I am consistently humbled and reminded, frequently, that it does not matter how well I plan things out — to-do’s, lesson plans, etc. — it all usually gets tossed to the mighty and strong winds of change and the plans are swiftly swept out the window.
A few days ago, I was approaching a school project with J.J. — he was supposed to write a fictional story. Simple, right? Just the sort of thing an imaginative 7 year old boy should be good at… But it proved to be much more difficult than I anticipated. In all honestly, I should have seen the difficulty coming, as things usually are more difficult than I think they will be. I seem to forget that my son has difficulty focusing his attention — especially if it is something he is not excited about at that very moment in space and time.
I approached the project to the best of my ability: I got out brainstorming sheets, referenced his Basher Creative Writing book, and we discussed, at length, different genres and examples of each one. Upon deciding he wanted to write a “fantasy” story, I pulled out the brainstorming sheets and set to work.
Since J.J. sometimes has difficulty with “bigger picture” thinking, I thought we would conquer the story one part at a time. I figured it would be helpful to start with Character Development. (I realize now how ridiculous it may sound to tell a 7 year old that we are going to work on Character Development…but to be fair I simply asked him who he wanted in the story and what each of their characteristics were). I thought this would go swiftly, especially since he chose to write about the “Bird Family” which he made up and draws about all the time. However, almost every one of my questions was met with an “I don’t know” or simply no answer at all. Yet, after several tries and some input from good ol’ Mom and Dad, J.J. finally had his set of characters for the story.
Yesterday, we tried revisiting the story, this time trying to begin building upon the details and events. Where did the Bird Family live? What did they do? I tried offering big picture questions, detailed questions, suggestions, examples…everything I could think of without giving him any answers or writing the story-line for him. Again, after several tries and many breaks in between…we only had a few new pieces of information for the story.
We need to try new things. We need new strategies. We need to let our writing efforts rest for awhile, in hopes that he will have some sort of interest at a later date. Right now, I think J.J. and I need to focus on things he wants to learn about. Things of his choosing. After all, how is he going to actually learn and retain any new information unless he has some interest in it? How are we going to have a good homeschool experience if I am constantly trying to force him to learn certain things, or be creative in certain ways? It’s simply not going to work. In a strange contrast, the older J.J. gets, the more reasonable, yet more strong-willed he becomes.
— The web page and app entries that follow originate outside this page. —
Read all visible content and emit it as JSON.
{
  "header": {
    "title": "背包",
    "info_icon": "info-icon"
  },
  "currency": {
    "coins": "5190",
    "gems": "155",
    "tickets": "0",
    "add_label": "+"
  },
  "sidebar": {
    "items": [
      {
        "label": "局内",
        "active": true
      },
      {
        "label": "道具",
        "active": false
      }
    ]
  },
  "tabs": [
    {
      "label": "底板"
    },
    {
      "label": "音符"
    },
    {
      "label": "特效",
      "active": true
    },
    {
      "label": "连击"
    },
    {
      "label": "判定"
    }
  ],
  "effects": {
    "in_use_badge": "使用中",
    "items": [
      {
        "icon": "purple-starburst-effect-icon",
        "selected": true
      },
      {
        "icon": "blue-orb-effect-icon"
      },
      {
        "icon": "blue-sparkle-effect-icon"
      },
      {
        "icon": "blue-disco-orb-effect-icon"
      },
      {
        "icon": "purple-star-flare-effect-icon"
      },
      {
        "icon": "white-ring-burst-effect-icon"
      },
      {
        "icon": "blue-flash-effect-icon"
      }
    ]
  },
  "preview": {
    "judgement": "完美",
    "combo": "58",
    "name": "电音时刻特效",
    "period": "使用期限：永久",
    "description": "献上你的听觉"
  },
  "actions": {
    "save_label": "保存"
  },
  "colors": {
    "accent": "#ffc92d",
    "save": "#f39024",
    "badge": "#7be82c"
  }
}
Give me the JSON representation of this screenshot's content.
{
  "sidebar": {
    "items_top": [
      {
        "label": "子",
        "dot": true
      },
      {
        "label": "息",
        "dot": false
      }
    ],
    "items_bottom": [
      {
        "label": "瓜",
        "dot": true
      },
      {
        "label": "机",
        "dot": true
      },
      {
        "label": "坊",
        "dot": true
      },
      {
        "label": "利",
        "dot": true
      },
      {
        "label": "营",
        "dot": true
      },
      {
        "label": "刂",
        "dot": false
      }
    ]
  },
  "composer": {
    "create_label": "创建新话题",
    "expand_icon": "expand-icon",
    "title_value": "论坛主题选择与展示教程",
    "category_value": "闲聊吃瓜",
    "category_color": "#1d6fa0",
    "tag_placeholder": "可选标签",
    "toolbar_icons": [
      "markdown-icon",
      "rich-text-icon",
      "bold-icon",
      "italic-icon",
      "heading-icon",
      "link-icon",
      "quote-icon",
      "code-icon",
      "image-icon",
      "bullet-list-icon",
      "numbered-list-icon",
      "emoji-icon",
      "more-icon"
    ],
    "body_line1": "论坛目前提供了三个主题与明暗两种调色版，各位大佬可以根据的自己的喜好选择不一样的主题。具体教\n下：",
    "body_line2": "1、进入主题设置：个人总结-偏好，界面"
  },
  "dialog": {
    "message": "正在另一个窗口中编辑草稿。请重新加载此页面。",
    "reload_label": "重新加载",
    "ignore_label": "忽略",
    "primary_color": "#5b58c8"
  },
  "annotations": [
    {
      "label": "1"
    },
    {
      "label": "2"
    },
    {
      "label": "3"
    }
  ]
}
So, I had J.J. compile a list of things he is currently interested in and wants to learn more about. He came up with: Dr. Seuss (as a person and writer), “Horten’s Miraculous Mechanisms” and “Horten’s Incredible Illusions”, Magic and Magicians, Architecture, Somalia, India, Mexico, Aztecs, and Plants.
Quite an interesting list if you ask me!
We will certainly still do lots of math and reading and other “core” requirements. We will just do the bulk of our learning in a different sort of way. It will be largely literature-based as we learn this new information about his topics of choice, but I told him I expect him to be able to pay careful attention when reading, watching, or listening about these topics and to be able to tell me what he just learned.
I estimate the list of topics will take anywhere from a couple of weeks to a full month to explore in-depth. However, I am not pinning any sort of timeline or deadline for it…since I know what happens when I try to put those sorts of requirements on things of this nature. It simply won’t adhere to my expectations. Instead, I am going to try to have fun with this and make it fun for J.J. as well. After all, I’m sure I will learn just as much as him in the process!
This will certainly be an interesting experiment, and I am sincerely looking forward to it!